by Phil Hernandez, Laura Goren, and Kathy Mendes

Racial injustice and unequal outcomes permeate our criminal justice system. A long history of discriminatory laws and practices—ranging from the so-called “Black Codes” that emerged in the Reconstruction era, to Jim Crow laws, to the more recent “broken windows” policing strategies and “three strikes” laws—means that race has always been a major factor at every stage of the criminal justice system.

Today, Black Americans continue to experience more frequent stops, searches, and arrests by police, while also facing higher rates of pre-trial detention. These stark differences in outcomes are not warranted by crime statistics; rather, they reflect a systemic racial bias. For example: while drug use rates are similar for Black and white people, police are significantly more likely to arrest Black Virginians for marijuana possession than their white counterparts. In another example: even when the same crime has been committed, Black people regularly receive longer sentences — on average, nearly 20% longer — than similarly situated white individuals.

Infographic showing the disproportionate impact of the criminal justice system on Black people in Virginia, and showing the increase in general fund spending on state police in Virginia since fiscal year 2011
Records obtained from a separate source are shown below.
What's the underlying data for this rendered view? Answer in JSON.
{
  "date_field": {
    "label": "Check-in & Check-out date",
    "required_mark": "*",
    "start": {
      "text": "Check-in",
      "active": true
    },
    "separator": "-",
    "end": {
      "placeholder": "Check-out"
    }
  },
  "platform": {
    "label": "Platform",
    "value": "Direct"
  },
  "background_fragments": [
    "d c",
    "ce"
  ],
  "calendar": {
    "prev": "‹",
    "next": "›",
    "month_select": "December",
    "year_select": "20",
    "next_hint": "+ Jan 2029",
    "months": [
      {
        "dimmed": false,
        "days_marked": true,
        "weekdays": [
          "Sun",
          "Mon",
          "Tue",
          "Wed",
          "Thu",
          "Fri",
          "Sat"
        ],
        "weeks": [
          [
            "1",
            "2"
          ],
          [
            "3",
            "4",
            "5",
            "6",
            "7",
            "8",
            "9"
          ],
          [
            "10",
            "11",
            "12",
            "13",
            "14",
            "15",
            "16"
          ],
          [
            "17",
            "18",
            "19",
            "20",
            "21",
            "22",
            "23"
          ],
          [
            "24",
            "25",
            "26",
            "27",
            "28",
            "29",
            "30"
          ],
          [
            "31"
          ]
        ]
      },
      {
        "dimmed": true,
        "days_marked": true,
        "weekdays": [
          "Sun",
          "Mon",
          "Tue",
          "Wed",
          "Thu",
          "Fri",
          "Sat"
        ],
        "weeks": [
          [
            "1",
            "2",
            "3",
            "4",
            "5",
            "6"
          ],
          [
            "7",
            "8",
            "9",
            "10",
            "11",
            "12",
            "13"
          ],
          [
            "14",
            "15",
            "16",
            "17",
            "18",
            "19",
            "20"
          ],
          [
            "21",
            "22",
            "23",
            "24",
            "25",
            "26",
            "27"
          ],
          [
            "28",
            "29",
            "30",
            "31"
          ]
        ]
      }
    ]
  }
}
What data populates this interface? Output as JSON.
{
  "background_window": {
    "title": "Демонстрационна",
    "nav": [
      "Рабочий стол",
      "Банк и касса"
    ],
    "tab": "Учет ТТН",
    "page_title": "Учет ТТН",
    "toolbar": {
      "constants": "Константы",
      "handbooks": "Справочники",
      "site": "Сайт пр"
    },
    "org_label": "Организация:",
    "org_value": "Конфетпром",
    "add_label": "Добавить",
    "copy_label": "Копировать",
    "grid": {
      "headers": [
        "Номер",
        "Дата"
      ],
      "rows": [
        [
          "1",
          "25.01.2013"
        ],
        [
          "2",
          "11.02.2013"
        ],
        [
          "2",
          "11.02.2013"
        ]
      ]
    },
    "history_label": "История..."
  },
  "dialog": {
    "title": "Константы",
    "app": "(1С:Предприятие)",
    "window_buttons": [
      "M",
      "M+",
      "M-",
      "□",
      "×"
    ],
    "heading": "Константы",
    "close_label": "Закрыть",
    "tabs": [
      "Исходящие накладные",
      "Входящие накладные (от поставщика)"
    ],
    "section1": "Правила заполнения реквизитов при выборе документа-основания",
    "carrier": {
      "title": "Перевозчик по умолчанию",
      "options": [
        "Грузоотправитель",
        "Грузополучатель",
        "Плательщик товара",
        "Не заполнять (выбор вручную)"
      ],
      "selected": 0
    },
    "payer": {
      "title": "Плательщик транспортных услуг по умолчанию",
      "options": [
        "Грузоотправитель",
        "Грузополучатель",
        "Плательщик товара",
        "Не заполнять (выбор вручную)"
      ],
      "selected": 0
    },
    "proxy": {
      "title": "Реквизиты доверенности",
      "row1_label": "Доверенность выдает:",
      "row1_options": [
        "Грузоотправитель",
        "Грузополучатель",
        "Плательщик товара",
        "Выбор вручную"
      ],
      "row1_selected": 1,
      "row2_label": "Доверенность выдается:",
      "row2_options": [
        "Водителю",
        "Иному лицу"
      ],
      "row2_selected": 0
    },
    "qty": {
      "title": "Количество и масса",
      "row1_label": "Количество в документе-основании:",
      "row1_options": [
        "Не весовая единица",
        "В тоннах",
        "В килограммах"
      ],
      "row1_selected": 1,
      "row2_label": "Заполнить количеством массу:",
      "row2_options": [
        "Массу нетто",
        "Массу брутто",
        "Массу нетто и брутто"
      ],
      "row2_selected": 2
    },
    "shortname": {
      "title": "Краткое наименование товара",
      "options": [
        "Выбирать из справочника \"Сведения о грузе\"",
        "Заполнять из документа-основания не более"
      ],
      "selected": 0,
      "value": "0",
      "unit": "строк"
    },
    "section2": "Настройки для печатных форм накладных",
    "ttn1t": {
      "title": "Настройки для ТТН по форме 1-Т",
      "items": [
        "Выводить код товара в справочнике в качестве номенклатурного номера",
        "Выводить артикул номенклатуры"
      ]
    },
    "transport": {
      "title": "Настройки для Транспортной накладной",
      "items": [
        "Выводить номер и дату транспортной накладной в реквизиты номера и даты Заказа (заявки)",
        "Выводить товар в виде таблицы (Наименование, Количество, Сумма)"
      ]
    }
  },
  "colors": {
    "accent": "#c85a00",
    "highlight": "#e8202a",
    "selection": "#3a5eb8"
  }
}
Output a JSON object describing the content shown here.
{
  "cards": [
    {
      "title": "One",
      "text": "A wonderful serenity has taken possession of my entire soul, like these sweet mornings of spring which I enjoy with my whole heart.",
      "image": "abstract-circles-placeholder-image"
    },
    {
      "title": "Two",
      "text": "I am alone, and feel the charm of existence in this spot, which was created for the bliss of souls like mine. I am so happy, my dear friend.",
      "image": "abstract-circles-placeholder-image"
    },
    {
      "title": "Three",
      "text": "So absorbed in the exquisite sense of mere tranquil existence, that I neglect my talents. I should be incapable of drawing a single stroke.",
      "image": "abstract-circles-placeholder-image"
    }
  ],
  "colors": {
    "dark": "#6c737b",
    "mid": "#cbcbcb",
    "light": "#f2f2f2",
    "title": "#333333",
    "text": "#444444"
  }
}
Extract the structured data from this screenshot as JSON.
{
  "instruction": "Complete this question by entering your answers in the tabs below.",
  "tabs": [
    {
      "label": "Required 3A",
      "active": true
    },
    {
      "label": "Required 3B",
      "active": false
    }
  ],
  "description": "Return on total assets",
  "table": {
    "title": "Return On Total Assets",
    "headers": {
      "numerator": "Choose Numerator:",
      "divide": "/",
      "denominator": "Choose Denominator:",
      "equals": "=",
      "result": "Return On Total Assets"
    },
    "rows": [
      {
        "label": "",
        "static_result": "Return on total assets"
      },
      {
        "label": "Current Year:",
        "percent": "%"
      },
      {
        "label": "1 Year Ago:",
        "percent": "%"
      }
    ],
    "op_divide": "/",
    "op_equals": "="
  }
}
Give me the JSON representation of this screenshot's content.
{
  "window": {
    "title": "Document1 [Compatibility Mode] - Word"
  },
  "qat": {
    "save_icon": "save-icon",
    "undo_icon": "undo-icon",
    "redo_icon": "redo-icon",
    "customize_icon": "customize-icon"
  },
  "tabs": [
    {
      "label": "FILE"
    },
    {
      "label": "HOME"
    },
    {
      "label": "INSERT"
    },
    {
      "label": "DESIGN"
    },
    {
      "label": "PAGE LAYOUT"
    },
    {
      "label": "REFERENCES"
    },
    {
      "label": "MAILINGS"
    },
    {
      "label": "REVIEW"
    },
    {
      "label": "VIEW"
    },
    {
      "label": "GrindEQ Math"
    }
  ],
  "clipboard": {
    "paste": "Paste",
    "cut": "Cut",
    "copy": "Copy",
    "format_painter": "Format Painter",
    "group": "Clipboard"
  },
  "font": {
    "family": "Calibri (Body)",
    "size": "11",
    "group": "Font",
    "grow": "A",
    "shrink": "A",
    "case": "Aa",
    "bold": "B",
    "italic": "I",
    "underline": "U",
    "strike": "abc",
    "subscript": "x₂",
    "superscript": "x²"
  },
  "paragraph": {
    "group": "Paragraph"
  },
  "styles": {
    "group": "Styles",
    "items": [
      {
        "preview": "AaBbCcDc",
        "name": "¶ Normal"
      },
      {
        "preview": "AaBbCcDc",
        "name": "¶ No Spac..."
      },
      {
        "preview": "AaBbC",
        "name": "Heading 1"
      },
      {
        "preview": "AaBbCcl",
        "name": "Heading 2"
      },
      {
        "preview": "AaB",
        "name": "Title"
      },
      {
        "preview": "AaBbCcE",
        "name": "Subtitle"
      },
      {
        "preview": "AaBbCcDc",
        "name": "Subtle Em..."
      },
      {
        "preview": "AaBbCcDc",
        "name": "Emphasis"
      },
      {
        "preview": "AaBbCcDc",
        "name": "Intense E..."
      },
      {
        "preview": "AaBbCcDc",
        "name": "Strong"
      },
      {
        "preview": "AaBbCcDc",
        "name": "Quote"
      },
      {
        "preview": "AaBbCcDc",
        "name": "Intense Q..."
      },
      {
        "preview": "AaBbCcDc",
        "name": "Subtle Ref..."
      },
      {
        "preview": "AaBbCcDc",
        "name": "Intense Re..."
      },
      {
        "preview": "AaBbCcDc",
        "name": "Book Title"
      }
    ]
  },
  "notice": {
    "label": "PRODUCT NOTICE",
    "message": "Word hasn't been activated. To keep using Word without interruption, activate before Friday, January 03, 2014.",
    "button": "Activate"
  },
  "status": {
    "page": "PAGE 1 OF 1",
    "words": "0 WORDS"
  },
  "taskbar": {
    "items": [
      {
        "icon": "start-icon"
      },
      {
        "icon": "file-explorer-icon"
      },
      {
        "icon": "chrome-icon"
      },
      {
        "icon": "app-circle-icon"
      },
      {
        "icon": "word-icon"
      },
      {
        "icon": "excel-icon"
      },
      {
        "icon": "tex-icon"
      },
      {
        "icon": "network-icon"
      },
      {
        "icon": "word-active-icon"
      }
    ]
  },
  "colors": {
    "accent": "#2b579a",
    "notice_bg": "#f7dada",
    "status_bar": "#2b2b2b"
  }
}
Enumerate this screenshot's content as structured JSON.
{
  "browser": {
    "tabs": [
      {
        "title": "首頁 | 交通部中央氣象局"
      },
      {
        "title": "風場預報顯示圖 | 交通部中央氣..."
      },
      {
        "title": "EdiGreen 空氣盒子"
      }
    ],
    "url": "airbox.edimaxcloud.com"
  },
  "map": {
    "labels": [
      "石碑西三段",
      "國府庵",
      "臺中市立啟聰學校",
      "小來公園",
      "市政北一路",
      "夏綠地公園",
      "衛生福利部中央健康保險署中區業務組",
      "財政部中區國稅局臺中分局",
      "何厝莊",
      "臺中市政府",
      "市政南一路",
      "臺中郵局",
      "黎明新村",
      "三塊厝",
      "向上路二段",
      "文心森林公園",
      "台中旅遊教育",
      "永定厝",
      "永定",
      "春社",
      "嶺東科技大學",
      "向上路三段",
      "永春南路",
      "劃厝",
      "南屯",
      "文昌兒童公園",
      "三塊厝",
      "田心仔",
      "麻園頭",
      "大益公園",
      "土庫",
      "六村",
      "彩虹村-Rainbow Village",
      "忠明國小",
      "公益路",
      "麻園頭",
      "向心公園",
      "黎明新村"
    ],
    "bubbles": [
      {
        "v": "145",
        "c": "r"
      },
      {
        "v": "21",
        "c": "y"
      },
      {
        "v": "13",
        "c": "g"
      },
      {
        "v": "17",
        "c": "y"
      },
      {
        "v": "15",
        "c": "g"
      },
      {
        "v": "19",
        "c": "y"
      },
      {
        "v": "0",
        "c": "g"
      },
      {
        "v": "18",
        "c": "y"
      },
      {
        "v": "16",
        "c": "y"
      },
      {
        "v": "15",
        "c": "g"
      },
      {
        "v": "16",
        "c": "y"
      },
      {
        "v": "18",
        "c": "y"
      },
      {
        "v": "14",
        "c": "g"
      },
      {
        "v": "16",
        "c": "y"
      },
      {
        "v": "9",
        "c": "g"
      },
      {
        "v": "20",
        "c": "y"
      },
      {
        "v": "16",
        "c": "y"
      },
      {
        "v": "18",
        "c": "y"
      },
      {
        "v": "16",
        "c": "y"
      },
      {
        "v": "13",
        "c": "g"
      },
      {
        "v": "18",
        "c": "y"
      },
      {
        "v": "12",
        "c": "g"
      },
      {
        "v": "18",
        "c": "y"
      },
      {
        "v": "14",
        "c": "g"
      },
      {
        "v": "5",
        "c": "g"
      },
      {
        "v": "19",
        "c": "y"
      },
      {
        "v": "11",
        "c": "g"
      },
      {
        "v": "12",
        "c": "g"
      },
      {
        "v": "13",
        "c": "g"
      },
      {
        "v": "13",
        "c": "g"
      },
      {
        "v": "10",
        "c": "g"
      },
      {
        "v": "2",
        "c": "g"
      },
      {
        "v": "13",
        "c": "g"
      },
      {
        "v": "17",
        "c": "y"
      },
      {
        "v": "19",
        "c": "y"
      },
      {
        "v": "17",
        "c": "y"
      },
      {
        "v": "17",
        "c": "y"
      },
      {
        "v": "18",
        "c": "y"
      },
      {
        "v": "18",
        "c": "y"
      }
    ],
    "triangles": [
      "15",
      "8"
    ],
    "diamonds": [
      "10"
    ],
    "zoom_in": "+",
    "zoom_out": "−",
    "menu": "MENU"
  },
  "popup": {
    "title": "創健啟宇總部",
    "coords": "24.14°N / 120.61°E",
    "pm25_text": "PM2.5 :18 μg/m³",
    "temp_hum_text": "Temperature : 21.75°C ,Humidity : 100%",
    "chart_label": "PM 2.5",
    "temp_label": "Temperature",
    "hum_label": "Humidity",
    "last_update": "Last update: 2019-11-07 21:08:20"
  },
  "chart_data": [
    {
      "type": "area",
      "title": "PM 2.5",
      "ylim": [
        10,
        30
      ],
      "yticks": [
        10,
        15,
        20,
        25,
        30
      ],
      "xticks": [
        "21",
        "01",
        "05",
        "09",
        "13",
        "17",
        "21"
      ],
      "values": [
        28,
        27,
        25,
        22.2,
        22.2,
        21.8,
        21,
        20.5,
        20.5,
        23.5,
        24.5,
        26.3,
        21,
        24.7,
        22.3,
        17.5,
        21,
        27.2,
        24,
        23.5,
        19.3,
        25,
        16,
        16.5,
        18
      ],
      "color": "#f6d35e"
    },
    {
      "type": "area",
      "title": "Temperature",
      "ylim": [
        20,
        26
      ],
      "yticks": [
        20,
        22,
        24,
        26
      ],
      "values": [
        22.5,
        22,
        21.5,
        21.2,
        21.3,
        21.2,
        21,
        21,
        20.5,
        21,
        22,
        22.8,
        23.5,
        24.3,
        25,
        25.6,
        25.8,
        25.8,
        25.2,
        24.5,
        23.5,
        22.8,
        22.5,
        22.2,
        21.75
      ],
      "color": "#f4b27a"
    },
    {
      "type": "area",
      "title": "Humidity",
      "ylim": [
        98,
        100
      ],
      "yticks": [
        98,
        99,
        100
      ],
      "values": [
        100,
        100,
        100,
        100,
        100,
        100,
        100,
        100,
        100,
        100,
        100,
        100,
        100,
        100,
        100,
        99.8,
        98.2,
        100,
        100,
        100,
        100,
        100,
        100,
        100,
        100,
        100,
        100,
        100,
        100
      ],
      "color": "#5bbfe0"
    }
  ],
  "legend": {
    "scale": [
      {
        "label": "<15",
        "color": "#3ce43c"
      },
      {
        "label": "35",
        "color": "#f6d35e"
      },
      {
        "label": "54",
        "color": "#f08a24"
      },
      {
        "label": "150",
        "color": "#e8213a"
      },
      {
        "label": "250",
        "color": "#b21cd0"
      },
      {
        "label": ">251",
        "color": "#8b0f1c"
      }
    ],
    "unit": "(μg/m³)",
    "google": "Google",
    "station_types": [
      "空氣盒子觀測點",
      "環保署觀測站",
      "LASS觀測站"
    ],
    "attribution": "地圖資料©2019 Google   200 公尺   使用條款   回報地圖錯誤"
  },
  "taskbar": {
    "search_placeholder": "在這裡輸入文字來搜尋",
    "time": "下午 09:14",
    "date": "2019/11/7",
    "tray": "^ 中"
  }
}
As conversations about criminal justice reform continue, it is important for Virginia’s policy makers to understand budget choices that helped to fund the system we have today. Budgets, after all, mirror our values. To build on our recent research related to statewide spending on policing, the interactive table below summarizes per capita spending on law enforcement in Virginia’s localities.